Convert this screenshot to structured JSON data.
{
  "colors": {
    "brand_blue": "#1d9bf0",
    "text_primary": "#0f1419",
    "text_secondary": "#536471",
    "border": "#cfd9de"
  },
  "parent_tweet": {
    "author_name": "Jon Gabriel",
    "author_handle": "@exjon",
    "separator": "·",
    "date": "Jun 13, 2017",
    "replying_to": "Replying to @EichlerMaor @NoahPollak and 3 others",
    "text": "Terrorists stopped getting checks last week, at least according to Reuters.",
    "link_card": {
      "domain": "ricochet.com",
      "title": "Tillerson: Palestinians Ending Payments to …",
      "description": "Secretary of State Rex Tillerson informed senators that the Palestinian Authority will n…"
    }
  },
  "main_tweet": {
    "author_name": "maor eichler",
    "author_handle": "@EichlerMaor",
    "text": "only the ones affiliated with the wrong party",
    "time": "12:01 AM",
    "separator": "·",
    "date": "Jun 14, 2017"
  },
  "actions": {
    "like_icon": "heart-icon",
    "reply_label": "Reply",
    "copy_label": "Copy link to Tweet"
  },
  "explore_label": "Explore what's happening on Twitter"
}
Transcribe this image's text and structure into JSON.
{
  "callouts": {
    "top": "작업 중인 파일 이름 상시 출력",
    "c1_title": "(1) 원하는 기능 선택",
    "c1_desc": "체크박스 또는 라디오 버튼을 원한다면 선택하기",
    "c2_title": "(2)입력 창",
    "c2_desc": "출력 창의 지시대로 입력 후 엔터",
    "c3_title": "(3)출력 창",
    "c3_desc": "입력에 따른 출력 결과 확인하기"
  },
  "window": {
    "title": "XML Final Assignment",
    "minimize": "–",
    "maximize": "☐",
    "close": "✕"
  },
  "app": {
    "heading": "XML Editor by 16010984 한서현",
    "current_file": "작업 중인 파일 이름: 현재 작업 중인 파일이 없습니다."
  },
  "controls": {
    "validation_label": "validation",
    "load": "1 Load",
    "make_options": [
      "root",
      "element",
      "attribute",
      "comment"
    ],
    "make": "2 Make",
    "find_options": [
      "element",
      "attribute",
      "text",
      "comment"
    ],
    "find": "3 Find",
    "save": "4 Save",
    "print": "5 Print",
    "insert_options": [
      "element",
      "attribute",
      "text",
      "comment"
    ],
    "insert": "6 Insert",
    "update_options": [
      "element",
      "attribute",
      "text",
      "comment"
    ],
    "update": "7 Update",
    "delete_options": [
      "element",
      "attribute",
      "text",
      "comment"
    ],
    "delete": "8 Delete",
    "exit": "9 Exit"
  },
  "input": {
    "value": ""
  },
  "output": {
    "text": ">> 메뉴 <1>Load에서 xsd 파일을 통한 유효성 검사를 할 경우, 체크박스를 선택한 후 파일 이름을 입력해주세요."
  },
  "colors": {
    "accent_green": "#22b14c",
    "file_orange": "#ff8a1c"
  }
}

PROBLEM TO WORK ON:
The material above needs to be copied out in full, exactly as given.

ANSWER BOX:
Convert this screenshot to structured JSON data.
{
  "colors": {
    "brand_blue": "#1d9bf0",
    "text_primary": "#0f1419",
    "text_secondary": "#536471",
    "border": "#cfd9de"
  },
  "parent_tweet": {
    "author_name": "Jon Gabriel",
    "author_handle": "@exjon",
    "separator": "·",
    "date": "Jun 13, 2017",
    "replying_to": "Replying to @EichlerMaor @NoahPollak and 3 others",
    "text": "Terrorists stopped getting checks last week, at least according to Reuters.",
    "link_card": {
      "domain": "ricochet.com",
      "title": "Tillerson: Palestinians Ending Payments to …",
      "description": "Secretary of State Rex Tillerson informed senators that the Palestinian Authority will n…"
    }
  },
  "main_tweet": {
    "author_name": "maor eichler",
    "author_handle": "@EichlerMaor",
    "text": "only the ones affiliated with the wrong party",
    "time": "12:01 AM",
    "separator": "·",
    "date": "Jun 14, 2017"
  },
  "actions": {
    "like_icon": "heart-icon",
    "reply_label": "Reply",
    "copy_label": "Copy link to Tweet"
  },
  "explore_label": "Explore what's happening on Twitter"
}
Transcribe this image's text and structure into JSON.
{
  "callouts": {
    "top": "작업 중인 파일 이름 상시 출력",
    "c1_title": "(1) 원하는 기능 선택",
    "c1_desc": "체크박스 또는 라디오 버튼을 원한다면 선택하기",
    "c2_title": "(2)입력 창",
    "c2_desc": "출력 창의 지시대로 입력 후 엔터",
    "c3_title": "(3)출력 창",
    "c3_desc": "입력에 따른 출력 결과 확인하기"
  },
  "window": {
    "title": "XML Final Assignment",
    "minimize": "–",
    "maximize": "☐",
    "close": "✕"
  },
  "app": {
    "heading": "XML Editor by 16010984 한서현",
    "current_file": "작업 중인 파일 이름: 현재 작업 중인 파일이 없습니다."
  },
  "controls": {
    "validation_label": "validation",
    "load": "1 Load",
    "make_options": [
      "root",
      "element",
      "attribute",
      "comment"
    ],
    "make": "2 Make",
    "find_options": [
      "element",
      "attribute",
      "text",
      "comment"
    ],
    "find": "3 Find",
    "save": "4 Save",
    "print": "5 Print",
    "insert_options": [
      "element",
      "attribute",
      "text",
      "comment"
    ],
    "insert": "6 Insert",
    "update_options": [
      "element",
      "attribute",
      "text",
      "comment"
    ],
    "update": "7 Update",
    "delete_options": [
      "element",
      "attribute",
      "text",
      "comment"
    ],
    "delete": "8 Delete",
    "exit": "9 Exit"
  },
  "input": {
    "value": ""
  },
  "output": {
    "text": ">> 메뉴 <1>Load에서 xsd 파일을 통한 유효성 검사를 할 경우, 체크박스를 선택한 후 파일 이름을 입력해주세요."
  },
  "colors": {
    "accent_green": "#22b14c",
    "file_orange": "#ff8a1c"
  }
}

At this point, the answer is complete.